She was upset and felt responsible, but she told me I should express my justifiable anger. And once I said how shitty it was, how could you do this to me, etc., I realized that she is behaving justifiably, too.
We talked about other things, notably about my relationship with Ronna, but both of us kept thinking about her leaving. At 21, after over six years of psychotherapy, I will begin with my fourth therapist.
I don’t consider therapy, as some of my friends do, a crutch. It really has helped me. It will be scary, starting over with a new therapist, but it’s also exciting.
Sunday, December 10, 1972
It’s 5 PM now and I’ve managed to survive the day intact so far. But I’m pretty sick, probably with the English flu that’s been going around; I have a fever of 101°.

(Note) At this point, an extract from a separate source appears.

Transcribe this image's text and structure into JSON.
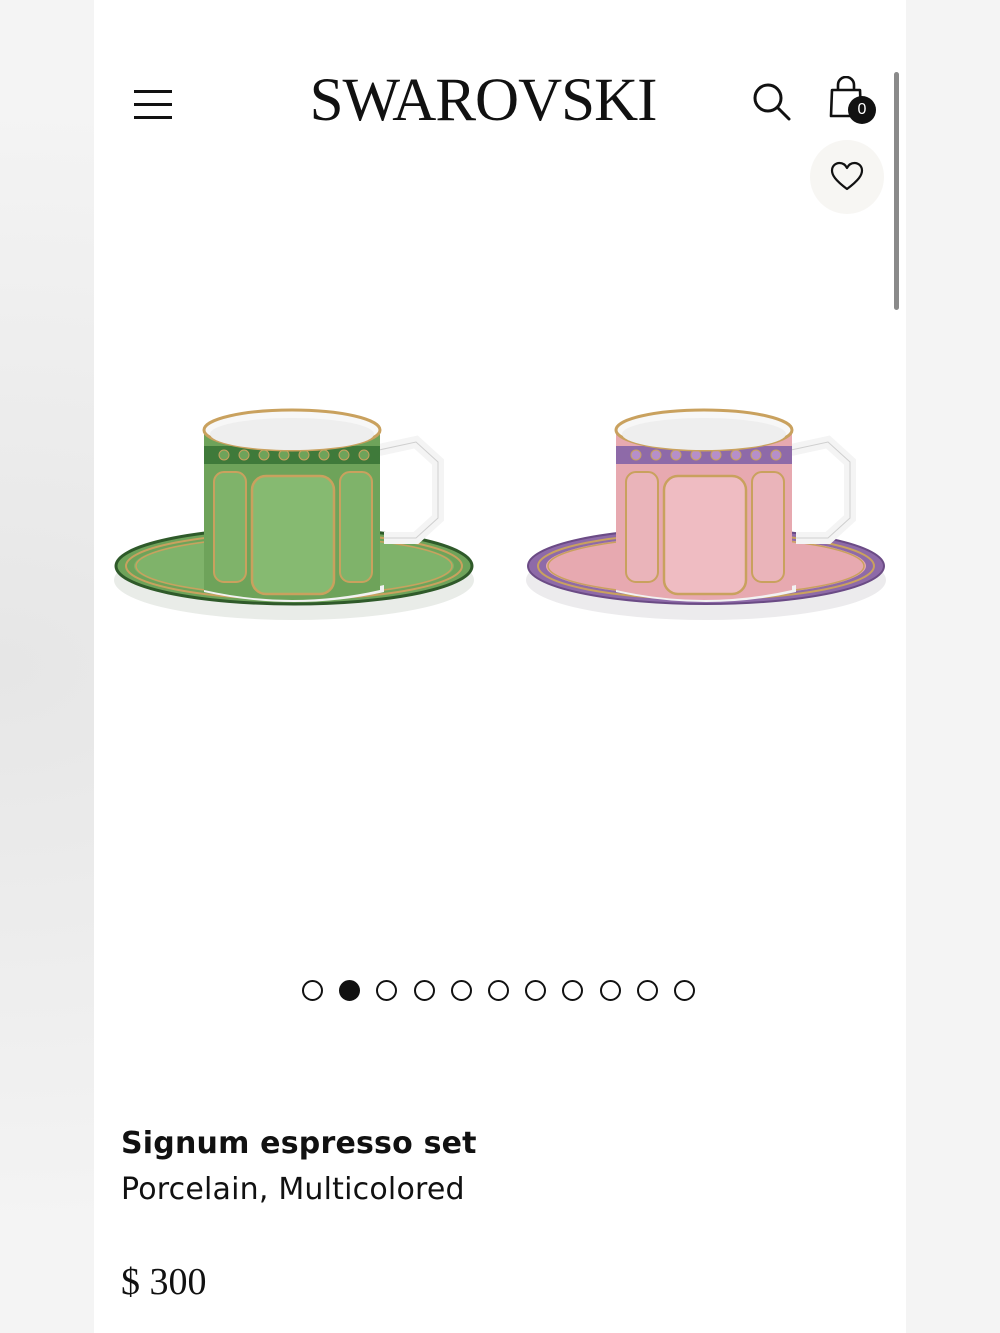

Last night I got a call from Scott, who said he was “super-depressed” and needed to talk to me. I told him I was ill but that he could come over anyway if he didn’t mind the chance of catching the flu.

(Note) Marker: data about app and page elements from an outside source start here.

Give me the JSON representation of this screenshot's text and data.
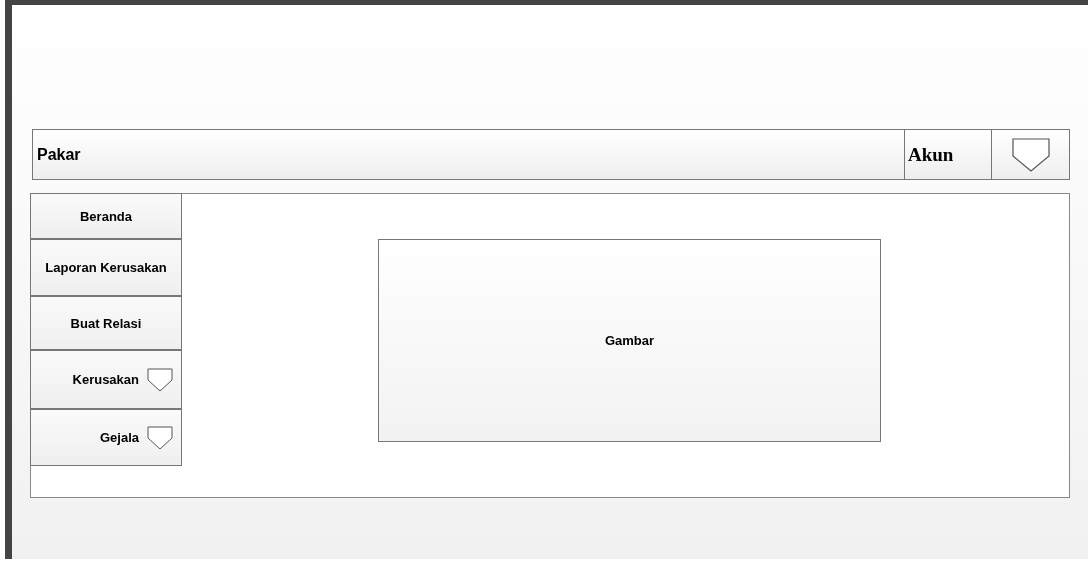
{
  "topbar": {
    "title": "Pakar",
    "account": "Akun"
  },
  "menu": [
    {
      "label": "Beranda",
      "kind": "button"
    },
    {
      "label": "Laporan Kerusakan",
      "kind": "button"
    },
    {
      "label": "Buat Relasi",
      "kind": "button"
    },
    {
      "label": "Kerusakan",
      "kind": "dropdown"
    },
    {
      "label": "Gejala",
      "kind": "dropdown"
    }
  ],
  "content": {
    "image_label": "Gambar"
  }
}
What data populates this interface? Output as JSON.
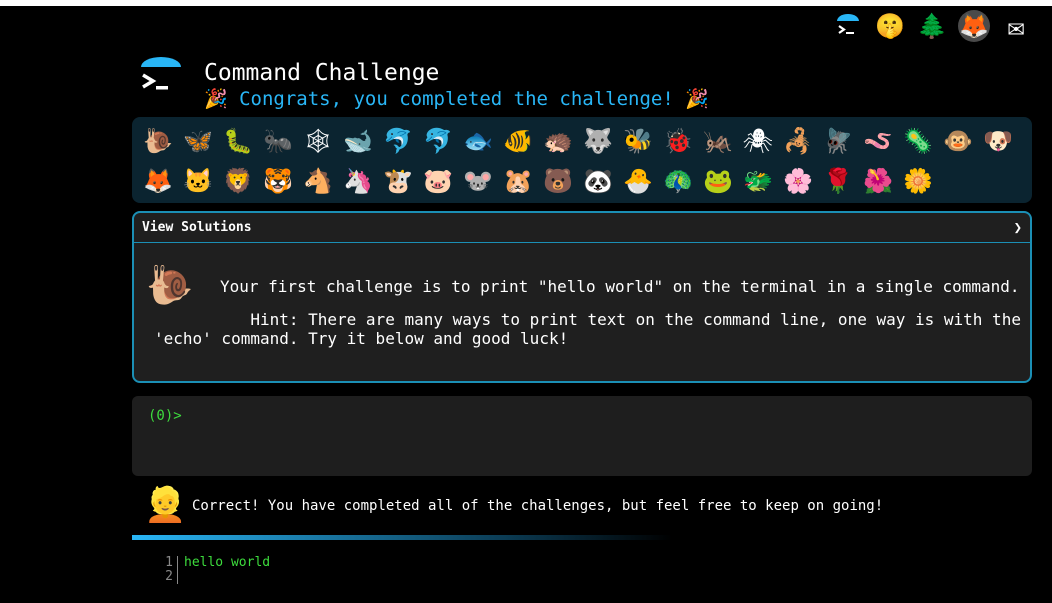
{
  "header": {
    "title": "Command Challenge",
    "subtitle": "🎉 Congrats, you completed the challenge! 🎉"
  },
  "topbar": {
    "icons": [
      {
        "name": "terminal-logo",
        "glyph": ">_"
      },
      {
        "name": "shushing-face",
        "glyph": "🤫"
      },
      {
        "name": "evergreen-tree",
        "glyph": "🌲"
      },
      {
        "name": "gitlab",
        "glyph": "🦊"
      },
      {
        "name": "envelope",
        "glyph": "✉"
      }
    ]
  },
  "challenges": [
    "🐌",
    "🦋",
    "🐛",
    "🐜",
    "🕸",
    "🐋",
    "🐬",
    "🐬",
    "🐟",
    "🐠",
    "🦔",
    "🐺",
    "🐝",
    "🐞",
    "🦗",
    "🕷",
    "🦂",
    "🪰",
    "🪱",
    "🦠",
    "🐵",
    "🐶",
    "🦊",
    "🐱",
    "🦁",
    "🐯",
    "🐴",
    "🦄",
    "🐮",
    "🐷",
    "🐭",
    "🐹",
    "🐻",
    "🐼",
    "🐣",
    "🦚",
    "🐸",
    "🐲",
    "🌸",
    "🌹",
    "🌺",
    "🌼"
  ],
  "panel": {
    "header": "View Solutions",
    "chevron": "❯",
    "challenge_icon": "🐌",
    "description": "Your first challenge is to print \"hello world\" on the terminal in a single command.",
    "hint": "          Hint: There are many ways to print text on the command line, one way is with the\n'echo' command. Try it below and good luck!"
  },
  "terminal": {
    "prompt": "(0)>"
  },
  "feedback": {
    "avatar": "👱",
    "message": "Correct! You have completed all of the challenges, but feel free to keep on going!"
  },
  "output": {
    "lines": [
      {
        "num": "1",
        "text": "hello world"
      },
      {
        "num": "2",
        "text": ""
      }
    ]
  },
  "colors": {
    "accent": "#29b6f6",
    "terminal_green": "#3ddc3d",
    "panel_border": "#1b8fb5"
  }
}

He arrived about 9:30 PM, bringing me tea; I remained in bed. Scott told me he was home, making out law school applications, and again he got the feeling of not knowing what he wants to do with his life.
“Four years in college,” Scott said, “and I’m not suited to do anything.”
I listened to him and offered my sympathy and what few suggestions I could make. We talked until 11 PM, and I fell asleep immediately after he left.
This morning I was incredibly sick. My head was throbbing with fever and mucus. I felt so weak I cried a little and kvetched a lot. I couldn’t do anything until 3 PM or so, when I felt strong enough at least to lift my head up off my pillow.
I feel all right now – still weak and grippey and feverish, though.
Gary called and said he had a rough time with the GREs yesterday, especially the Sociology advanced test.
I called Ronna, who was bored, she said, watching TV with her little brother. Sometimes I wonder if I’m not becoming a pest to her. Last night Scott said that “everybody in LaGuardia knows you’re always hanging around her.”
But I can talk to Ronna with ease now; I care for her more than I care for anyone else.
I called Mikey, who also spent the day indoors (it rained all day again today). He was having trouble with law school applications and constipation.
After I spoke to Grandma Ethel and Grandpa Herb, I had a little to eat. I hope this flu or whatever it is doesn’t last too long although I’m reconciled to staying home tomorrow and maybe Tuesday.